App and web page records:
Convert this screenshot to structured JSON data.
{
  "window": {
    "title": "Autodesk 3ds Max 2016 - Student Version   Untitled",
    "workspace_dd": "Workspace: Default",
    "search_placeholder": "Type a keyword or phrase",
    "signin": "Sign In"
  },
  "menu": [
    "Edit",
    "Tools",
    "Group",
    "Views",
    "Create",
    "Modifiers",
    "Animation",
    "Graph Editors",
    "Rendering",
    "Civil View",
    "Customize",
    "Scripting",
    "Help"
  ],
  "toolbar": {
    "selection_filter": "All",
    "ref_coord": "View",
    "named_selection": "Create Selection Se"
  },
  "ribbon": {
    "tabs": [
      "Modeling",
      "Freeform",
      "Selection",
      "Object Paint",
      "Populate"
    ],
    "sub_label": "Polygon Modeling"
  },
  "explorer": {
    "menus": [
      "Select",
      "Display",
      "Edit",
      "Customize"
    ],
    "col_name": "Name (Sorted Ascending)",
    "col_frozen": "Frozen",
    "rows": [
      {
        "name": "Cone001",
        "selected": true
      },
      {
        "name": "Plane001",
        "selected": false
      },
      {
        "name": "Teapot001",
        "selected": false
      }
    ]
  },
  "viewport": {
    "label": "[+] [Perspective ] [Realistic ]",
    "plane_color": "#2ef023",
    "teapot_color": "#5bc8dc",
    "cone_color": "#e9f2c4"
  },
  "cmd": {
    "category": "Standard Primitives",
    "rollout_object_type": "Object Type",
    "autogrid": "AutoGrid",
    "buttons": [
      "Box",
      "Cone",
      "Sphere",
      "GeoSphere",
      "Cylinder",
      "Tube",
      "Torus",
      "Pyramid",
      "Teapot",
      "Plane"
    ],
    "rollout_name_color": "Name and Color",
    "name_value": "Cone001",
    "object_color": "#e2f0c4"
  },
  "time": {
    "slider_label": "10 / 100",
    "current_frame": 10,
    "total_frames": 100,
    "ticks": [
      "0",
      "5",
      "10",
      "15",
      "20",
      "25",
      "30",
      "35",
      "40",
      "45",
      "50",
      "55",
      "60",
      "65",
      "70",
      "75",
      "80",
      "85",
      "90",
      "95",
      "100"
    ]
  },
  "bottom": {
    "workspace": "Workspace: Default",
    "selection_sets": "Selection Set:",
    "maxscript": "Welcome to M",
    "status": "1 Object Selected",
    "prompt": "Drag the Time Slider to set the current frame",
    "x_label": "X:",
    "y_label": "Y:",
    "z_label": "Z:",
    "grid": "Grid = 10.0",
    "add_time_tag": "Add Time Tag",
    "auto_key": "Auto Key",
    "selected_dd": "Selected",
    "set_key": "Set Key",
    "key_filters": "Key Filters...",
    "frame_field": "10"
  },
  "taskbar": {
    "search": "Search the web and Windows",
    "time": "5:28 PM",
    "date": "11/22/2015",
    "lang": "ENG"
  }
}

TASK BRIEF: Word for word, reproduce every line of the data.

TASK ANSWER:
Convert this screenshot to structured JSON data.
{
  "window": {
    "title": "Autodesk 3ds Max 2016 - Student Version   Untitled",
    "workspace_dd": "Workspace: Default",
    "search_placeholder": "Type a keyword or phrase",
    "signin": "Sign In"
  },
  "menu": [
    "Edit",
    "Tools",
    "Group",
    "Views",
    "Create",
    "Modifiers",
    "Animation",
    "Graph Editors",
    "Rendering",
    "Civil View",
    "Customize",
    "Scripting",
    "Help"
  ],
  "toolbar": {
    "selection_filter": "All",
    "ref_coord": "View",
    "named_selection": "Create Selection Se"
  },
  "ribbon": {
    "tabs": [
      "Modeling",
      "Freeform",
      "Selection",
      "Object Paint",
      "Populate"
    ],
    "sub_label": "Polygon Modeling"
  },
  "explorer": {
    "menus": [
      "Select",
      "Display",
      "Edit",
      "Customize"
    ],
    "col_name": "Name (Sorted Ascending)",
    "col_frozen": "Frozen",
    "rows": [
      {
        "name": "Cone001",
        "selected": true
      },
      {
        "name": "Plane001",
        "selected": false
      },
      {
        "name": "Teapot001",
        "selected": false
      }
    ]
  },
  "viewport": {
    "label": "[+] [Perspective ] [Realistic ]",
    "plane_color": "#2ef023",
    "teapot_color": "#5bc8dc",
    "cone_color": "#e9f2c4"
  },
  "cmd": {
    "category": "Standard Primitives",
    "rollout_object_type": "Object Type",
    "autogrid": "AutoGrid",
    "buttons": [
      "Box",
      "Cone",
      "Sphere",
      "GeoSphere",
      "Cylinder",
      "Tube",
      "Torus",
      "Pyramid",
      "Teapot",
      "Plane"
    ],
    "rollout_name_color": "Name and Color",
    "name_value": "Cone001",
    "object_color": "#e2f0c4"
  },
  "time": {
    "slider_label": "10 / 100",
    "current_frame": 10,
    "total_frames": 100,
    "ticks": [
      "0",
      "5",
      "10",
      "15",
      "20",
      "25",
      "30",
      "35",
      "40",
      "45",
      "50",
      "55",
      "60",
      "65",
      "70",
      "75",
      "80",
      "85",
      "90",
      "95",
      "100"
    ]
  },
  "bottom": {
    "workspace": "Workspace: Default",
    "selection_sets": "Selection Set:",
    "maxscript": "Welcome to M",
    "status": "1 Object Selected",
    "prompt": "Drag the Time Slider to set the current frame",
    "x_label": "X:",
    "y_label": "Y:",
    "z_label": "Z:",
    "grid": "Grid = 10.0",
    "add_time_tag": "Add Time Tag",
    "auto_key": "Auto Key",
    "selected_dd": "Selected",
    "set_key": "Set Key",
    "key_filters": "Key Filters...",
    "frame_field": "10"
  },
  "taskbar": {
    "search": "Search the web and Windows",
    "time": "5:28 PM",
    "date": "11/22/2015",
    "lang": "ENG"
  }
}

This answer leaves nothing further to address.